November is one of the busiest times of the year for writer’s, with so much going on in different groups. Writing festivals, conferences are just a couple. There are also great fun ways of gaining ideas and encouraging each other in writing and illustrating.
Like my friend Tina, at Tina’s Tidbits, I also enjoy the Picture Book Month series, started by children’s author Diane de Las Casas, where a picture book author/illustrator will share about why picture books are special. So pop over and register.
Another series happening this month is SkADaMo. My lovely friend Julie Rowan-Zoch is completing that challenge. I love peering in to see what lovely creative illustrations she has come up with. So wade on over and have a look at how she is going on Julie Rowan-Zoch Blog.

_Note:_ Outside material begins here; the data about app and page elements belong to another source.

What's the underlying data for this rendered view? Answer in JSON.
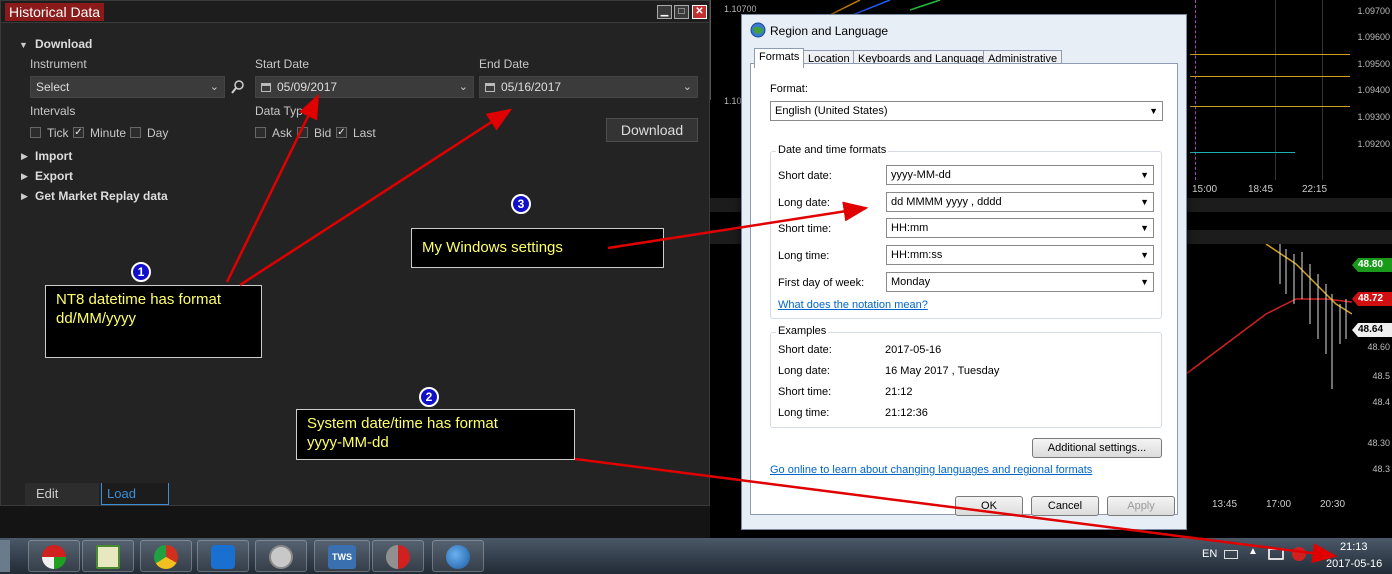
{
  "historical": {
    "title": "Historical Data",
    "download_label": "Download",
    "instrument_label": "Instrument",
    "instrument_value": "Select",
    "start_label": "Start Date",
    "start_value": "05/09/2017",
    "end_label": "End Date",
    "end_value": "05/16/2017",
    "intervals_label": "Intervals",
    "tick": "Tick",
    "minute": "Minute",
    "day": "Day",
    "datatype_label": "Data Type",
    "ask": "Ask",
    "bid": "Bid",
    "last": "Last",
    "download_button": "Download",
    "import": "Import",
    "export": "Export",
    "replay": "Get Market Replay data",
    "tab_edit": "Edit",
    "tab_load": "Load"
  },
  "annotations": {
    "n1": "1",
    "n2": "2",
    "n3": "3",
    "note1_line1": "NT8 datetime has format",
    "note1_line2": "dd/MM/yyyy",
    "note2_line1": "System date/time has format",
    "note2_line2": "yyyy-MM-dd",
    "note3": "My Windows settings"
  },
  "region": {
    "title": "Region and Language",
    "tabs": [
      "Formats",
      "Location",
      "Keyboards and Languages",
      "Administrative"
    ],
    "format_label": "Format:",
    "format_value": "English (United States)",
    "dt_group": "Date and time formats",
    "short_date_label": "Short date:",
    "short_date_value": "yyyy-MM-dd",
    "long_date_label": "Long date:",
    "long_date_value": "dd MMMM yyyy , dddd",
    "short_time_label": "Short time:",
    "short_time_value": "HH:mm",
    "long_time_label": "Long time:",
    "long_time_value": "HH:mm:ss",
    "first_day_label": "First day of week:",
    "first_day_value": "Monday",
    "notation_link": "What does the notation mean?",
    "examples_group": "Examples",
    "ex_short_date_label": "Short date:",
    "ex_short_date": "2017-05-16",
    "ex_long_date_label": "Long date:",
    "ex_long_date": "16 May 2017 , Tuesday",
    "ex_short_time_label": "Short time:",
    "ex_short_time": "21:12",
    "ex_long_time_label": "Long time:",
    "ex_long_time": "21:12:36",
    "additional_button": "Additional settings...",
    "online_link": "Go online to learn about changing languages and regional formats",
    "ok": "OK",
    "cancel": "Cancel",
    "apply": "Apply"
  },
  "chart_bg": {
    "prices_top": [
      "1.10700",
      "1.10",
      "1.09700",
      "1.09600",
      "1.09500",
      "1.09400",
      "1.09300",
      "1.09200"
    ],
    "times_top": [
      "15:00",
      "18:45",
      "22:15"
    ],
    "tags": [
      "48.80",
      "48.72",
      "48.64"
    ],
    "prices_bottom": [
      "48.60",
      "48.5",
      "48.4",
      "48.30",
      "48.3"
    ],
    "times_bottom": [
      "13:45",
      "17:00",
      "20:30"
    ]
  },
  "taskbar": {
    "lang": "EN",
    "time": "21:13",
    "date": "2017-05-16",
    "tws": "TWS"
  }
}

Sometimes we need just a little push or maybe (in my case) a kick in-the-rear to come up with some ideas for stories. BiPolMo instigated by Tara Laza of Writing for Kids (While Raising Them) is here again this November with over four hundred writers and illustrations around the world tuning in, (like me), for encouragement, ideas, tips and tricks in writing and illustrating from the best of the best in the field. All we have to do is come up with thirty ideas in thirty days. There are prizes to be won and the encouragement and camaraderie is second-to-none. Your idea might simply be a line, a paragraph or just a title. Whatever it is, just write it down and with any luck during the following year some may flourish into beautiful stories.
Last weekend I had the pleasure of attending one of our countries first SCBWI Picture Book Workshop 101. Ideas for a story pulled from a hat to having both acclaimed author Sally Sutton of such books as Charlotte Frisbee and the Slime Attack, and award-winning illustrator Nina Rycroft of such titles as Pooka and Dinosaurs Love Cheese, to name a few, collaborating together on a picture book story board in front of our eyes was such an amazing experience. It is not known fact that an author and illustrator can be found in the same room, let alone demonstrate the building of an idea, feeding off one another and the audience in order to capture a story in first draft. This energized and fun-filled workshop was dotted with tips and demonstrations, use of plot, language, dialogue, page turns and story arc. We even were taught how to draw a mouse. How cool is that? Here is my one.
So what writing challenge are trying out this month?